### [TASK STATEMENT]
Across the data below, state how many lines hold "price", and reply with nothing but that number.

DATA SHOWN below:

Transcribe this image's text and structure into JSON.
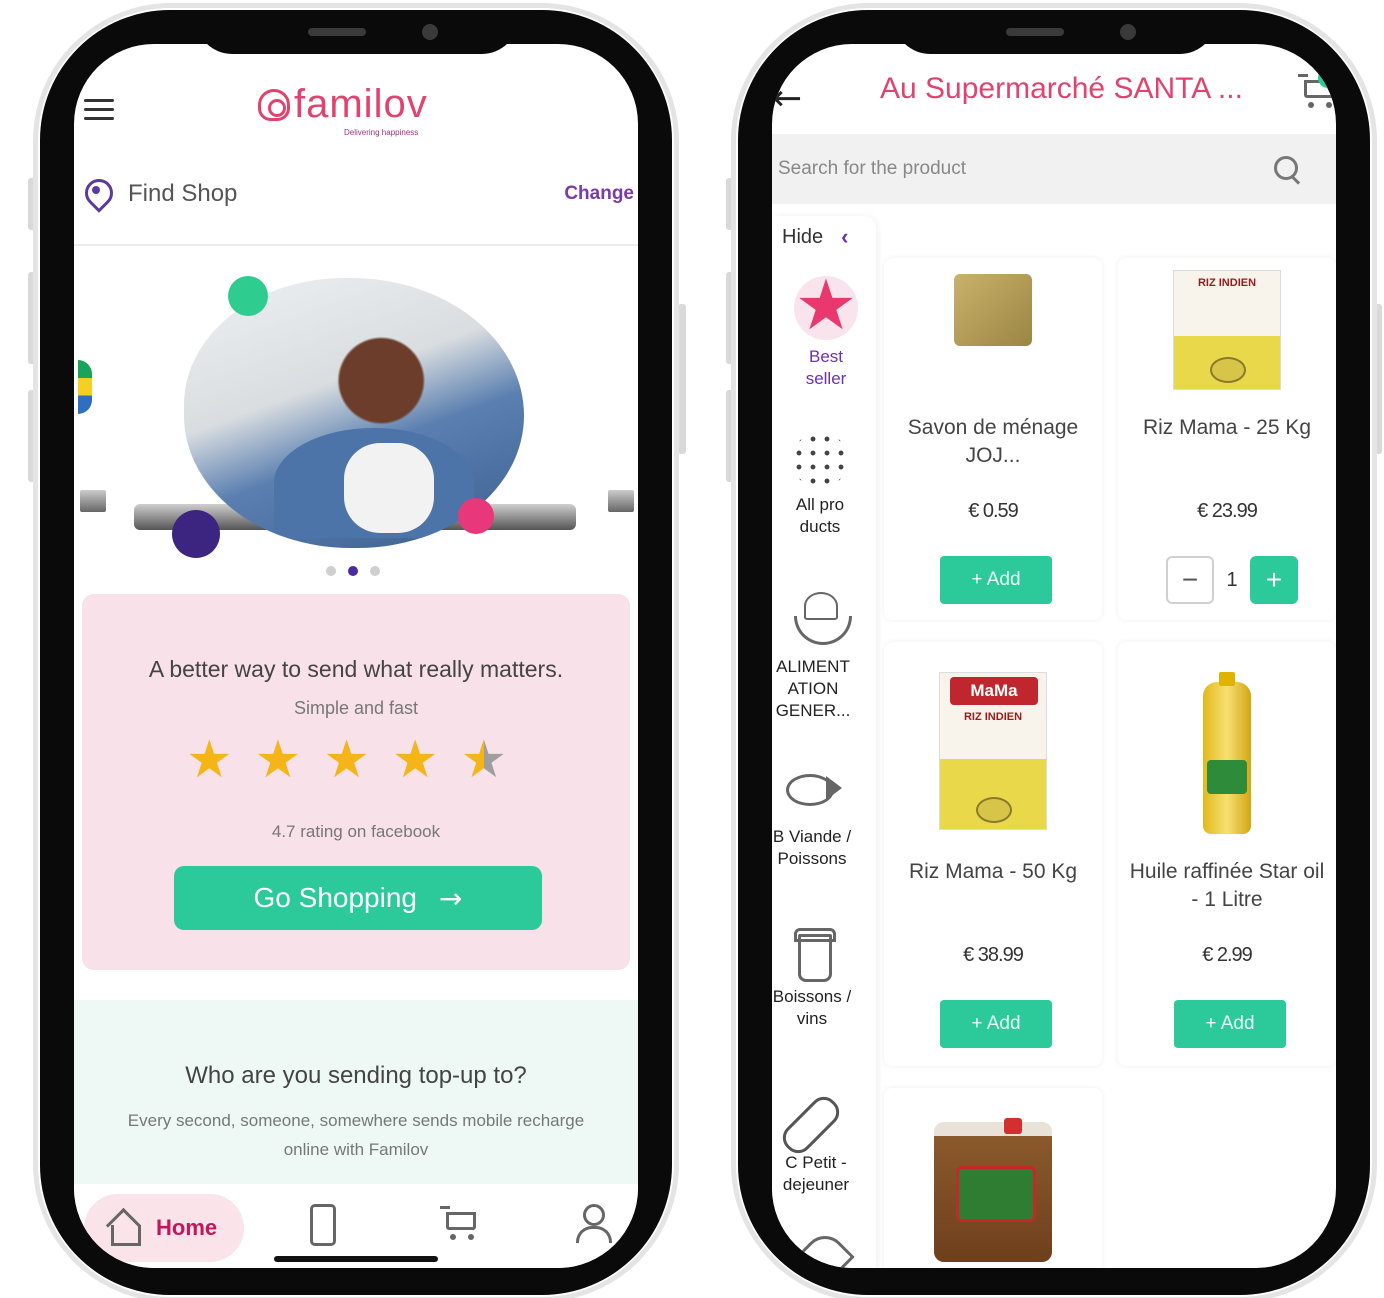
{
  "left_phone": {
    "logo": {
      "name": "familov",
      "tagline": "Delivering happiness"
    },
    "location": {
      "label": "Find Shop",
      "change_label": "Change"
    },
    "carousel": {
      "dots": 3,
      "active_index": 1
    },
    "promo": {
      "title": "A better way to send what really matters.",
      "subtitle": "Simple and fast",
      "rating_value": 4.7,
      "stars_full": 4,
      "stars_half": 1,
      "rating_text": "4.7 rating on facebook",
      "cta_label": "Go Shopping",
      "cta_arrow": "→"
    },
    "topup": {
      "title": "Who are you sending top-up to?",
      "text": "Every second, someone, somewhere sends mobile recharge online with Familov"
    },
    "bottom_nav": {
      "home_label": "Home"
    }
  },
  "right_phone": {
    "header": {
      "back_arrow": "←",
      "title": "Au Supermarché SANTA ..."
    },
    "search": {
      "placeholder": "Search for the product"
    },
    "categories": {
      "hide_label": "Hide",
      "hide_chevron": "‹",
      "items": [
        {
          "label": "Best seller",
          "icon": "star-icon"
        },
        {
          "label": "All pro ducts",
          "icon": "dots-icon"
        },
        {
          "label": "ALIMENT ATION GENER...",
          "icon": "bowl-icon"
        },
        {
          "label": "B Viande / Poissons",
          "icon": "fish-icon"
        },
        {
          "label": "Boissons / vins",
          "icon": "cup-icon"
        },
        {
          "label": "C Petit -dejeuner",
          "icon": "bread-icon"
        }
      ]
    },
    "products": [
      {
        "name": "Savon de ménage JOJ...",
        "price": "€ 0.59",
        "action": "+ Add"
      },
      {
        "name": "Riz Mama - 25 Kg",
        "price": "€ 23.99",
        "quantity": "1",
        "minus": "−",
        "plus": "+"
      },
      {
        "name": "Riz Mama - 50 Kg",
        "price": "€ 38.99",
        "action": "+ Add"
      },
      {
        "name": "Huile raffinée Star oil - 1 Litre",
        "price": "€ 2.99",
        "action": "+ Add"
      }
    ],
    "product_image_labels": {
      "rice_brand": "RIZ INDIEN",
      "rice_logo": "MaMa"
    }
  },
  "colors": {
    "brand_pink": "#e2436e",
    "accent_green": "#2cc99a",
    "purple": "#6a32b0",
    "promo_bg": "#f8e1e8",
    "topup_bg": "#eef9f6",
    "star_gold": "#f5b518"
  }
}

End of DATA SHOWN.

### [REPLY]
4